the fool is the whetstone of the wits. How now,
wit! whither wander you?1
This joke, which is essentially saying that fools exist to be made fun of, and that must be why Touchstone has arrived, has built for several lines. Such a joke requires the skill and teamwork of two people who have known each other for some time, and thus know how to set each other up for a punchline. We all have someone with whom we share jokes–inside jokes, puns, etc. These “shared” jokes are usually only between those with whom we share more than just jokes. Witty back-and-forths require a connection, and inside jokes–like the one here between Celia and Rosalind–require an “inner circle” connection. We don’t often joke around in this manner with someone we aren’t close to, and we certainly don’t expect mere acquaintances or “friends of circumstances” to deliver when we set them up for a punchline. These two have a friendship built on common intellect, yes, but also on years of close communication.
It’s more than just their sense of humor that cements them as friends. It’s also their willingness to walk through fire for one another. When Rosalind is banished by Celia’s father, she declares she is now alone. Celia responds: “Rosalind lacks then the love/ Which teacheth thee that thou and I am one:/ Shall we be sunder’d? shall we part, sweet girl?/ No: let my father seek another heir.”2 Celia is not banished; she isn’t the one who must leave. She could have provided her friend with some supplies and sent her on her way, choosing to continue her life in comfort. Instead, she dons the clothes of a peasant girl and runs with her cousin into the forest, giving up every scrap of wealth and comfort she had to give her closest companion some comfort.
To me, that’s the greatest depiction of friendship there is. John 15:13 says, “Greater love hath no man than this, that a man lay down his life for his friends.”3 That, essentially, is what Celia does for Rosalind. She risks death and physical discomfort for her closest companion.
Once in the forest, Rosalind disguises herself as a man and Celia disguises herself as a peasant, and the two women conceal each other’s identities as they find mischief, mayhem, love, and family in the forest. In the end, in true comedic fashion, everything works out for both women–mostly thanks to Rosalind’s quick-thinking and Celia’s careful protection of her friend’s identity. And while, for me, the play holds many great moments (Jacques’ speeches speak to my soul…which should probably alarm me), my favorite part has always been the beautiful friendship between Celia and Rosalind–their matched wits, their compassion, and the way they protect and look out for each other in the darkest of circumstances.
- Shakespeare, William. As You Like It. Act I.Scene 2, http://shakespeare.mit.edu/asyoulikeit/full.html

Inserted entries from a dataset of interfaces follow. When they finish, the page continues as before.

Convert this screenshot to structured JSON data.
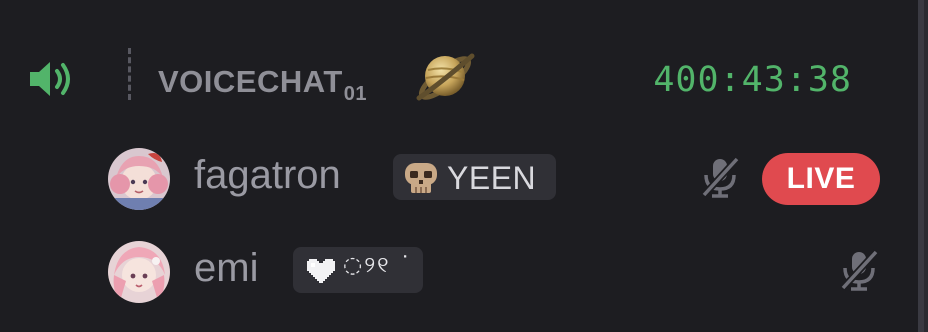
{
  "channel": {
    "name": "VOICECHAT",
    "name_suffix": "01",
    "speaker_icon": "speaker-volume-icon",
    "emoji_icon": "ringed-planet-icon",
    "elapsed": "400:43:38",
    "elapsed_color": "#52b46a"
  },
  "users": [
    {
      "name": "fagatron",
      "avatar_icon": "anime-avatar",
      "tag_icon": "skull-icon",
      "tag_text": "YEEN",
      "muted_icon": "mic-muted-icon",
      "live_label": "LIVE",
      "live_color": "#e04a4f"
    },
    {
      "name": "emi",
      "avatar_icon": "anime-avatar",
      "tag_icon": "pixel-heart-icon",
      "tag_glyphs": "◌୨୧ ˙",
      "muted_icon": "mic-muted-icon"
    }
  ]
}
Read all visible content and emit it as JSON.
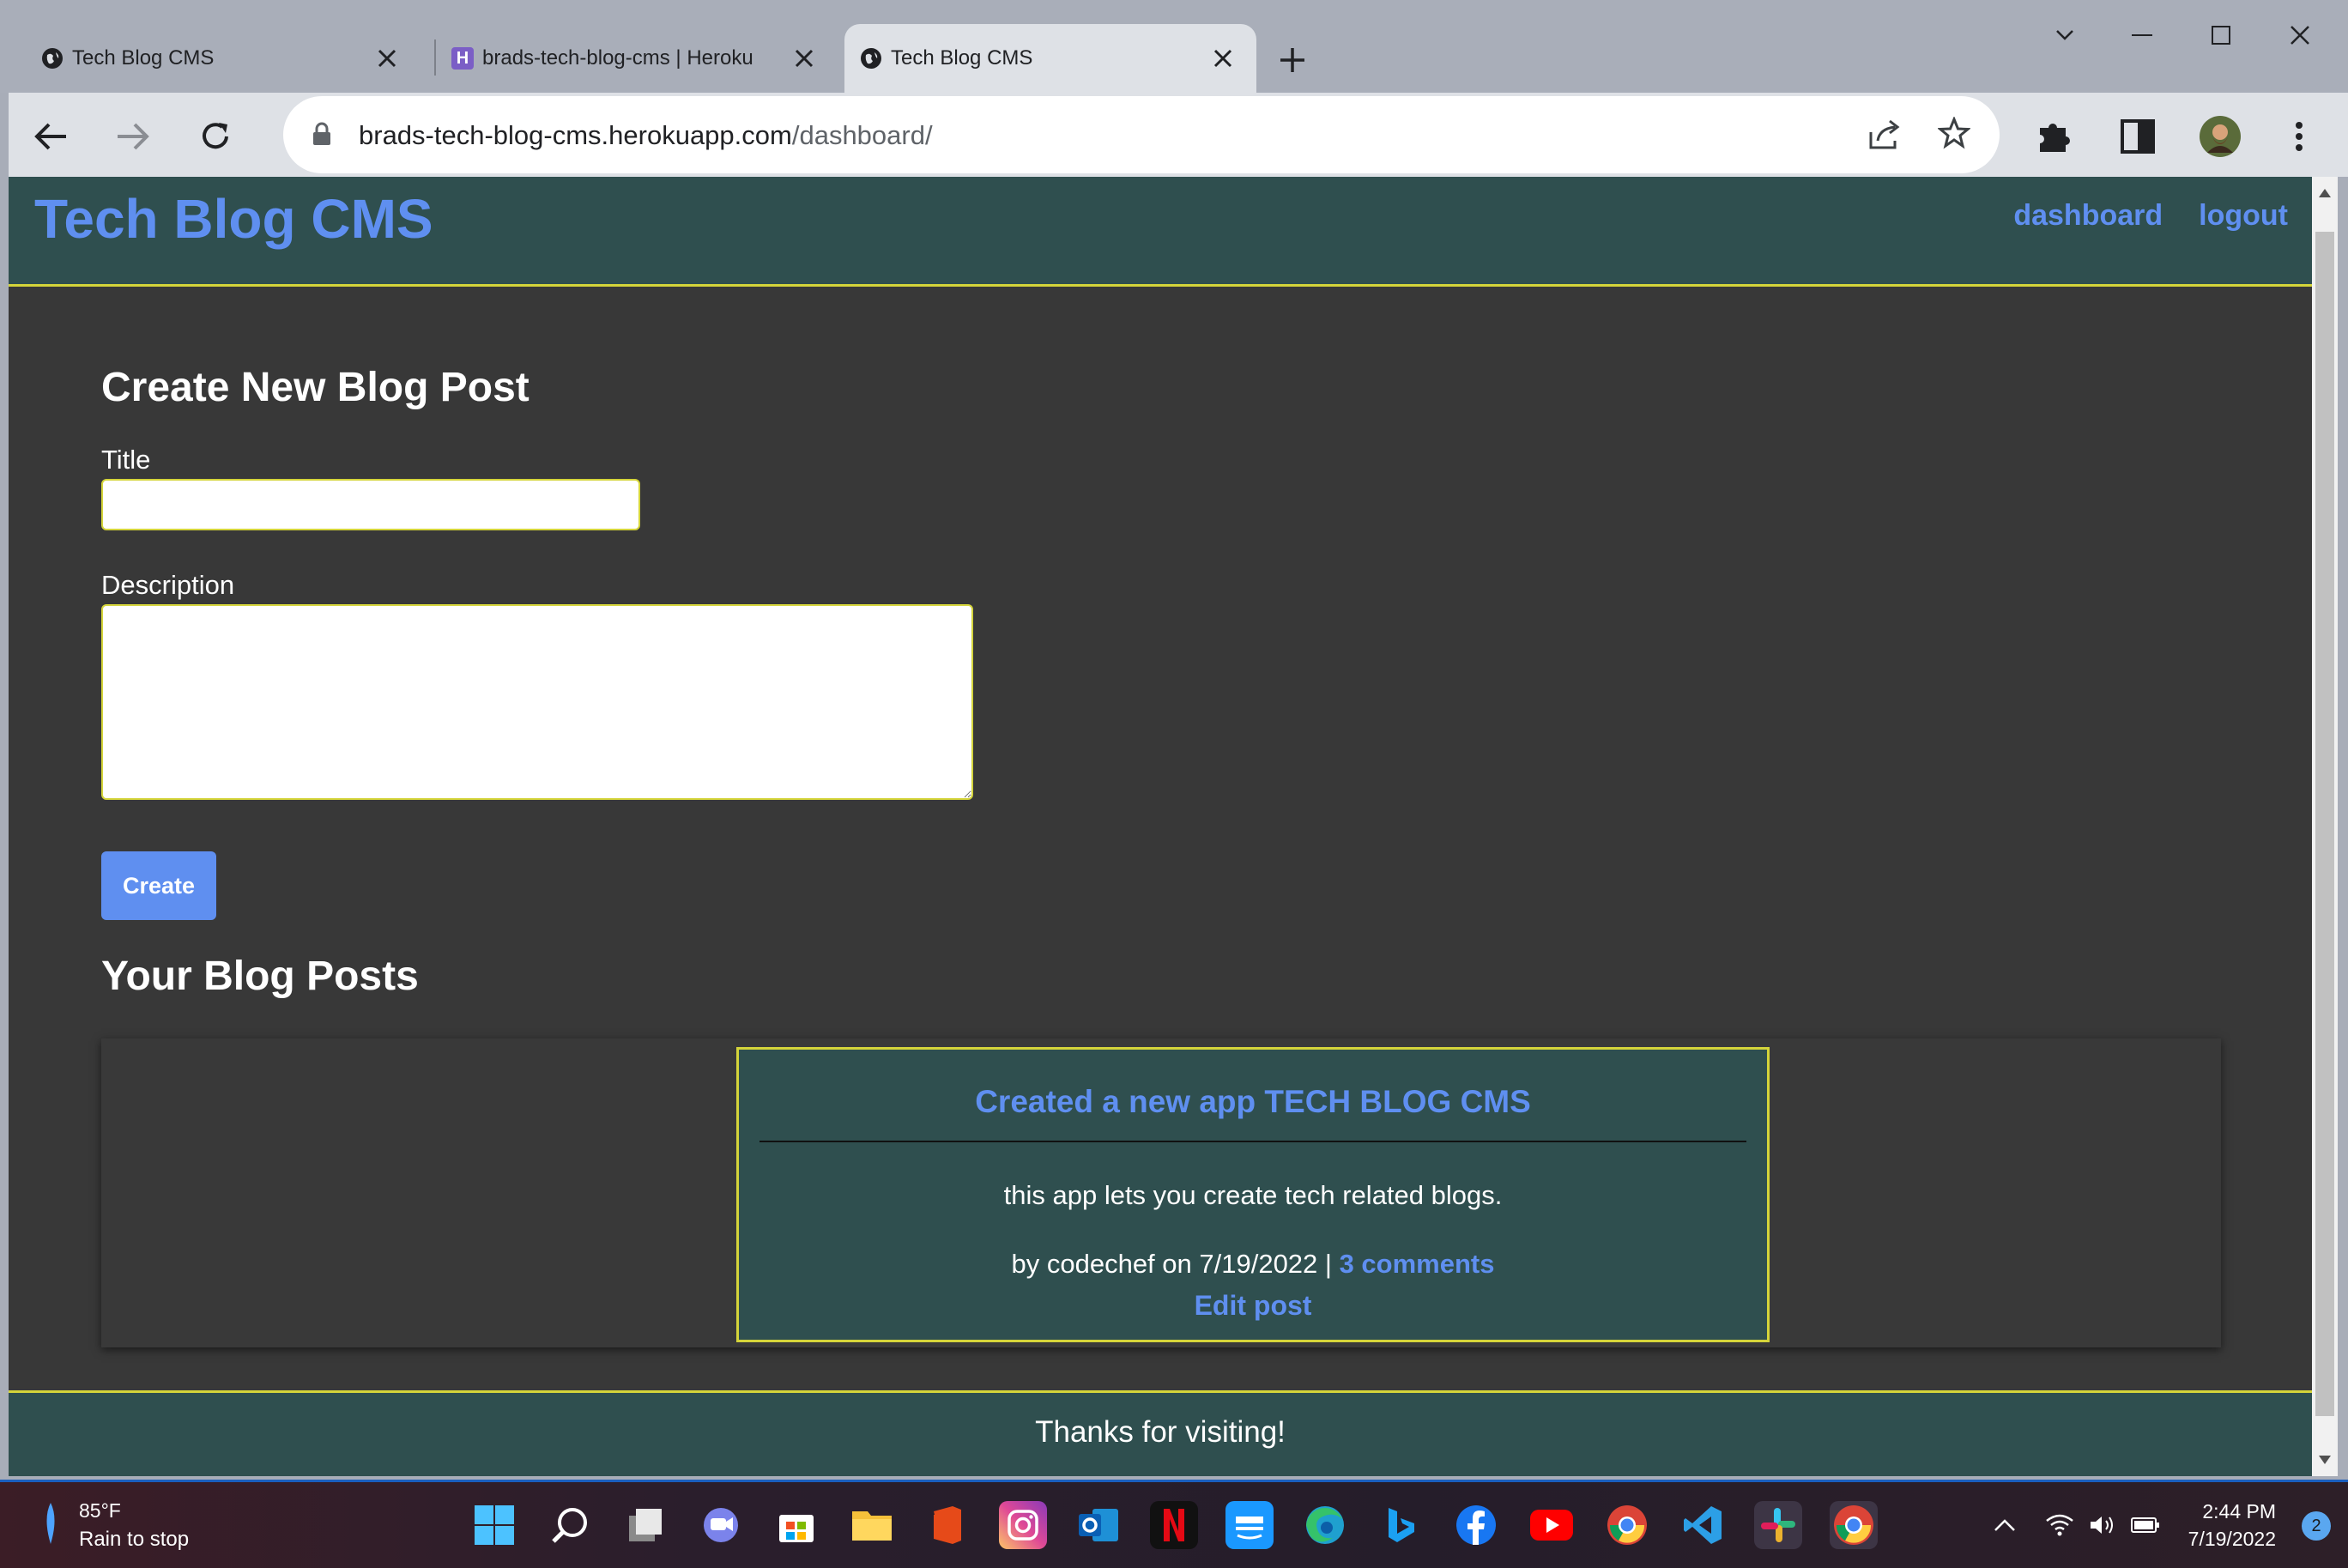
{
  "browser": {
    "tabs": [
      {
        "title": "Tech Blog CMS",
        "active": false
      },
      {
        "title": "brads-tech-blog-cms | Heroku",
        "active": false
      },
      {
        "title": "Tech Blog CMS",
        "active": true
      }
    ],
    "url_domain": "brads-tech-blog-cms.herokuapp.com",
    "url_path": "/dashboard/"
  },
  "site": {
    "title": "Tech Blog CMS",
    "nav": {
      "dashboard": "dashboard",
      "logout": "logout"
    }
  },
  "form": {
    "heading": "Create New Blog Post",
    "title_label": "Title",
    "title_value": "",
    "description_label": "Description",
    "description_value": "",
    "submit_label": "Create"
  },
  "posts": {
    "heading": "Your Blog Posts",
    "items": [
      {
        "title": "Created a new app TECH BLOG CMS",
        "body": "this app lets you create tech related blogs.",
        "meta_prefix": "by codechef on 7/19/2022 | ",
        "comments_link": "3 comments",
        "edit_link": "Edit post"
      }
    ]
  },
  "footer": {
    "text": "Thanks for visiting!"
  },
  "taskbar": {
    "weather_temp": "85°F",
    "weather_condition": "Rain to stop",
    "time": "2:44 PM",
    "date": "7/19/2022",
    "notifications": "2"
  },
  "colors": {
    "accent": "#5f8ff0",
    "header_bg": "#2f4f4f",
    "page_bg": "#383838",
    "border": "#d4d43a"
  }
}
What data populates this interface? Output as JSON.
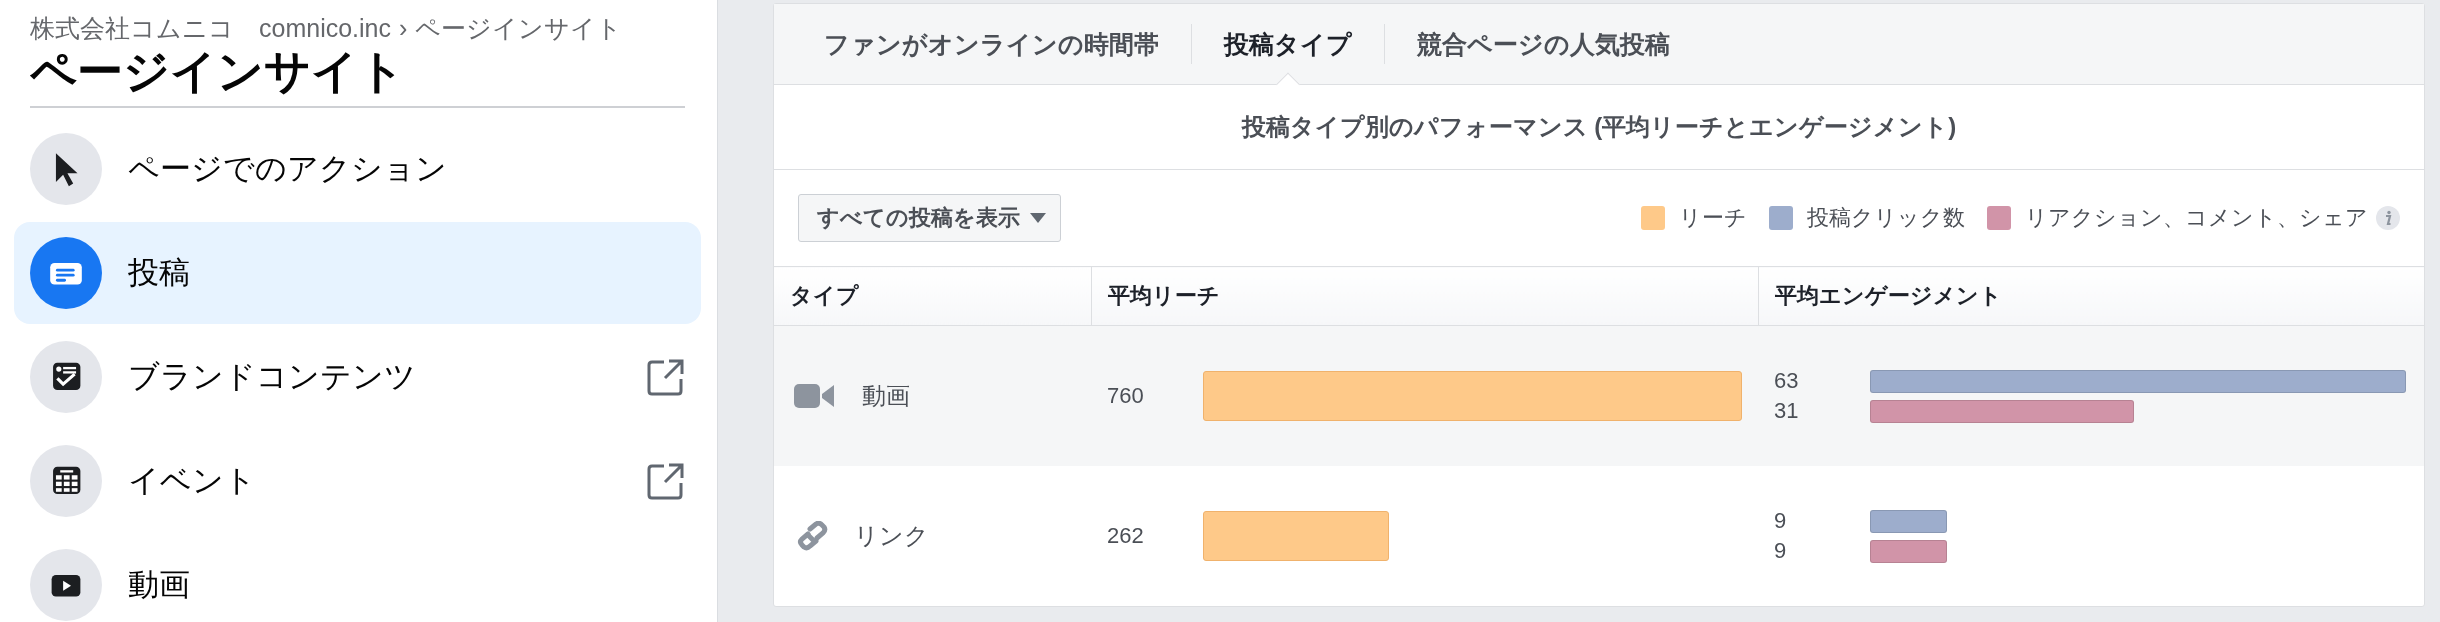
{
  "breadcrumb": {
    "page_name": "株式会社コムニコ　comnico.inc",
    "separator": "›",
    "current": "ページインサイト"
  },
  "title": "ページインサイト",
  "sidebar": {
    "items": [
      {
        "label": "ページでのアクション",
        "selected": false,
        "external": false
      },
      {
        "label": "投稿",
        "selected": true,
        "external": false
      },
      {
        "label": "ブランドコンテンツ",
        "selected": false,
        "external": true
      },
      {
        "label": "イベント",
        "selected": false,
        "external": true
      },
      {
        "label": "動画",
        "selected": false,
        "external": false
      }
    ]
  },
  "tabs": [
    {
      "label": "ファンがオンラインの時間帯",
      "selected": false
    },
    {
      "label": "投稿タイプ",
      "selected": true
    },
    {
      "label": "競合ページの人気投稿",
      "selected": false
    }
  ],
  "panel": {
    "title": "投稿タイプ別のパフォーマンス (平均リーチとエンゲージメント)",
    "filter": "すべての投稿を表示",
    "legend": [
      {
        "label": "リーチ",
        "color": "#fec989"
      },
      {
        "label": "投稿クリック数",
        "color": "#9dadcc"
      },
      {
        "label": "リアクション、コメント、シェア",
        "color": "#d194a8"
      }
    ],
    "table": {
      "columns": [
        "タイプ",
        "平均リーチ",
        "平均エンゲージメント"
      ],
      "rows": [
        {
          "type": "動画",
          "selected": true,
          "reach": "760",
          "engagement": [
            "63",
            "31"
          ]
        },
        {
          "type": "リンク",
          "selected": false,
          "reach": "262",
          "engagement": [
            "9",
            "9"
          ]
        }
      ]
    }
  }
}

- —. As You Like It. Act I. Scene 2, http://shakespeare.mit.edu/asyoulikeit/full.html
- The Bible, King James Version, Bible Gateway, https://www.biblegateway.com/passage/?search=John+15%3A13&version=KJV
- Featured Picture: “Rosalind and Celia” (1909)